I went to Sports Authority to look at some the other day. I was amazed at how many brands and models of running shoes they have! A veritable smorgasbord to choose from. The only differentiator seemed to be price and color, because all any of them said was “man made uppers”. Nothing about “stability”, “cushioning”, etc. Nothing about for “over prontators” or “under pronators”, etc. Not only did the boxes and labels on the shoes themselves not say, but there was no literature explaining it either. How the hell was I supposed to pick from this morass? So I came home and looked at the manufacturers web site for one of the brands that was well represented at Sports Authority. I started with ASICS. These folks had a decent site and good information about their shoes and which were meant for which type of foot, etc. However you couldn’t print the list of their shoes with pronation range because they put it in some stupid little sub-window with its own little non-standard scroll bar. (ASICS – fix your site; this is a great resource – we need to be able to print it). So I had to pick a couple of models, print them, and head back to the store.
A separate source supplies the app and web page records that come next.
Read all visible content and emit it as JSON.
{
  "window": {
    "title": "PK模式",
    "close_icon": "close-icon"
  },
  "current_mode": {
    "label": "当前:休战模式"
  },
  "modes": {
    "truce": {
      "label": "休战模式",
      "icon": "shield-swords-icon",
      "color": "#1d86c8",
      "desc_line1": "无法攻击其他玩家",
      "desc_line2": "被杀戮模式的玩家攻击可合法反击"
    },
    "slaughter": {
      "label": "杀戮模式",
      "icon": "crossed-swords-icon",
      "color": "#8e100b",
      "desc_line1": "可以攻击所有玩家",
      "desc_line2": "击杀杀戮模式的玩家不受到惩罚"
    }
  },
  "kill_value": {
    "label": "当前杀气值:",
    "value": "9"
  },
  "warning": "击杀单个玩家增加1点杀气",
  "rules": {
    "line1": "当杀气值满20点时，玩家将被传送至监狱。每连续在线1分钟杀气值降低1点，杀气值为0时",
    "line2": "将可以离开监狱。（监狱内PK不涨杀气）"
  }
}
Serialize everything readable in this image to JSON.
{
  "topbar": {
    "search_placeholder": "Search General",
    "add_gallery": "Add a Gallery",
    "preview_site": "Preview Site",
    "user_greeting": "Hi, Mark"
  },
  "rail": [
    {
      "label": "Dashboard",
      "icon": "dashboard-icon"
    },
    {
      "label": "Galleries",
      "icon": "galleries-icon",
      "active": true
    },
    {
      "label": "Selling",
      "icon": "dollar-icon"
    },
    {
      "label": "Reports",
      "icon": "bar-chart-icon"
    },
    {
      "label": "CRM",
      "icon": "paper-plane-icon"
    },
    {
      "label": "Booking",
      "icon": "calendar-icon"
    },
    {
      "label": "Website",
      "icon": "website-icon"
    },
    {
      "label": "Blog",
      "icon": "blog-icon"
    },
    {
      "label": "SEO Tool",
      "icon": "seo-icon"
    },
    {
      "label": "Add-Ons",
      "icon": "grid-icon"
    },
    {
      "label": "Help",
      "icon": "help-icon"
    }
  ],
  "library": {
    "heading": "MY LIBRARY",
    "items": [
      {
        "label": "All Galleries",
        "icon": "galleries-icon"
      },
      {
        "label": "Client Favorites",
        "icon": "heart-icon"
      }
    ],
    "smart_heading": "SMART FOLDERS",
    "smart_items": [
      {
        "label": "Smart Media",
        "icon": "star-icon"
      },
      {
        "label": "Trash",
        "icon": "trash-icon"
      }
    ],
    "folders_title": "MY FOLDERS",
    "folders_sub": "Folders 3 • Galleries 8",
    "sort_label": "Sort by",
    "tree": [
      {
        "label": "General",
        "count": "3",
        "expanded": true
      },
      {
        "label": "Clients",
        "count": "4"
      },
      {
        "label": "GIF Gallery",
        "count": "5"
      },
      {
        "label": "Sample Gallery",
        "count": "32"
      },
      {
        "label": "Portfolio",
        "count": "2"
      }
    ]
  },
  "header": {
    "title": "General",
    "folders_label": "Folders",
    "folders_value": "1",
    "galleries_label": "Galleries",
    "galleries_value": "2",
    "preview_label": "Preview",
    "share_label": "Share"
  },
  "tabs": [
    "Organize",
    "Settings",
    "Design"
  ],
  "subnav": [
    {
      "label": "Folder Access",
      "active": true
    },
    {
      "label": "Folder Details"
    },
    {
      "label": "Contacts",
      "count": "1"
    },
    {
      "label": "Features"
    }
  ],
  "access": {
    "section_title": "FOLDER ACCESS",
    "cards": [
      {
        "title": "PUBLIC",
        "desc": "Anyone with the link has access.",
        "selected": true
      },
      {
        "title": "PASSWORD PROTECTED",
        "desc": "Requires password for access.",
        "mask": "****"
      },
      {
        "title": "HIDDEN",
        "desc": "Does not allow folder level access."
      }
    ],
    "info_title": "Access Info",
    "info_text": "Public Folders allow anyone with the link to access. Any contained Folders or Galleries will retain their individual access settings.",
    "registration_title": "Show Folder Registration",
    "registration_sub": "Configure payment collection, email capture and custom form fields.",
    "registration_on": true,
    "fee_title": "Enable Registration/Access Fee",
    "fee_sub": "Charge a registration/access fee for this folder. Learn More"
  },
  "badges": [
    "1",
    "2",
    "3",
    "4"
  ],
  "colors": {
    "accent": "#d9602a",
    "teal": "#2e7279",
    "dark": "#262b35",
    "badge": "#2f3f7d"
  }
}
Well, I found those models actually hurt my left ankle. The right one was fine, but the left on both models hurt. I tried a couple of pair of each to be sure it wasn’t just some strange defect. OK, back to the web sites.
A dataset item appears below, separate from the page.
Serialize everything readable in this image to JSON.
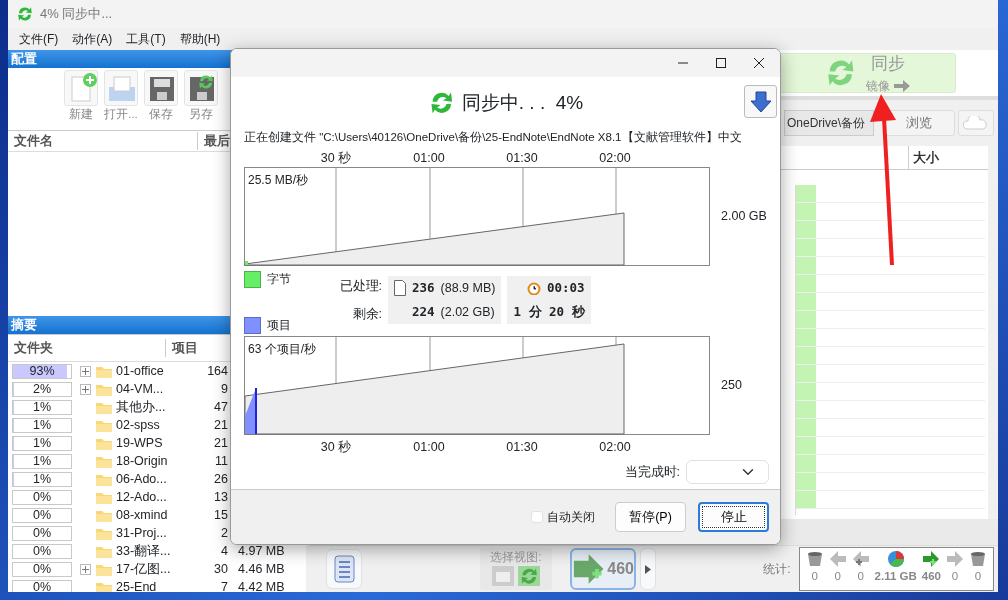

Next, I tried the New Balance web site. Not as well organized as the ASICS one, and didn’t easily offer data on what type of foot/gait their shoes were designed for – you had to dig for it. About this point, I found that the Sports Authority site gave better info on these shoes than the New Balance site. Between the two sites, I picked two more models of shoes and went back.
Of course, the Sports Authority brick and mortar store didn’t carry either of those two models. About this time I was getting tired of this and just picked a New Balance model that seemed to have the right level of arch for my near flat feet and looked to me to be a stability shoe. Bought them, came back and checked the web sites, and sure enough they were the right type.
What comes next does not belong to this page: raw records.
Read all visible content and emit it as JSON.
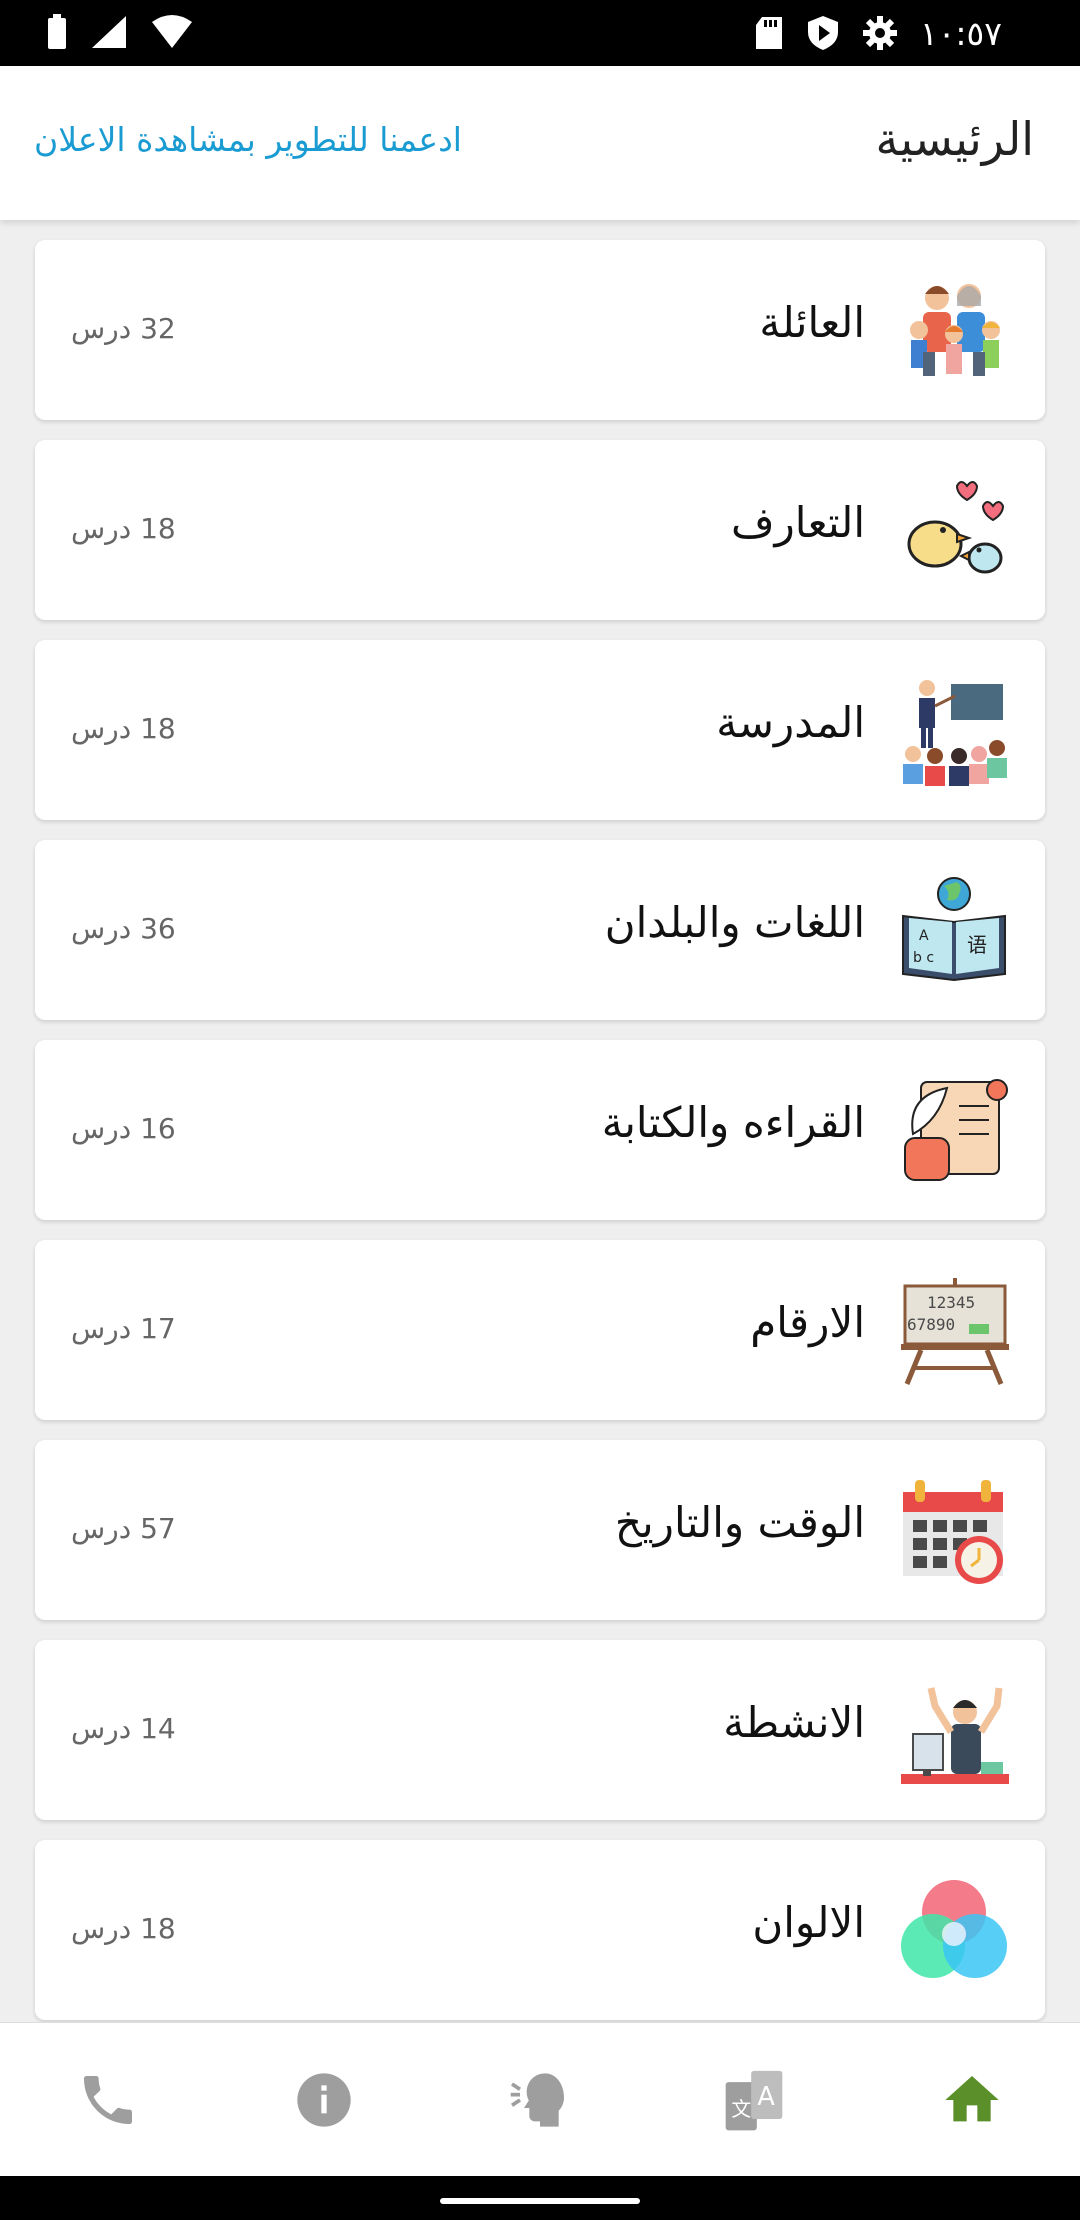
{
  "status_bar": {
    "time": "١٠:٥٧",
    "icons": [
      "battery-icon",
      "signal-icon",
      "wifi-icon",
      "sd-card-icon",
      "shield-play-icon",
      "gear-icon"
    ]
  },
  "app_bar": {
    "title": "الرئيسية",
    "support_link": "ادعمنا للتطوير بمشاهدة الاعلان"
  },
  "categories": [
    {
      "name": "العائلة",
      "count": "32 درس",
      "icon": "family-icon"
    },
    {
      "name": "التعارف",
      "count": "18  درس",
      "icon": "birds-hearts-icon"
    },
    {
      "name": "المدرسة",
      "count": "18  درس",
      "icon": "classroom-icon"
    },
    {
      "name": "اللغات والبلدان",
      "count": "36 درس",
      "icon": "languages-book-icon"
    },
    {
      "name": "القراءه والكتابة",
      "count": "16  درس",
      "icon": "scroll-quill-icon"
    },
    {
      "name": "الارقام",
      "count": "17  درس",
      "icon": "numbers-board-icon"
    },
    {
      "name": "الوقت والتاريخ",
      "count": "57 درس",
      "icon": "calendar-clock-icon"
    },
    {
      "name": "الانشطة",
      "count": "14  درس",
      "icon": "activity-person-icon"
    },
    {
      "name": "الالوان",
      "count": "18  درس",
      "icon": "color-circles-icon"
    }
  ],
  "bottom_nav": [
    {
      "icon": "phone-icon",
      "active": false
    },
    {
      "icon": "info-icon",
      "active": false
    },
    {
      "icon": "speaking-head-icon",
      "active": false
    },
    {
      "icon": "translate-icon",
      "active": false
    },
    {
      "icon": "home-icon",
      "active": true
    }
  ],
  "colors": {
    "accent": "#1a9bd2",
    "active_nav": "#5b8f29",
    "inactive_nav": "#9e9e9e"
  }
}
I got to run in them today for the first time and they felt fine.
But I have to ask: why in the hell do they make this so hard? It should have been EASY to go to any of these manufacturer web sites, click “men”, click “running”, click “compare” and get a printable list of what foot type / gait type each of their shoes is made for and what its key characteristics are. How can they NOT do that? All I can think of is massive incompetence on the competitive advantage they could get by making this easy and by placing such information clearly on their boxes and in stores.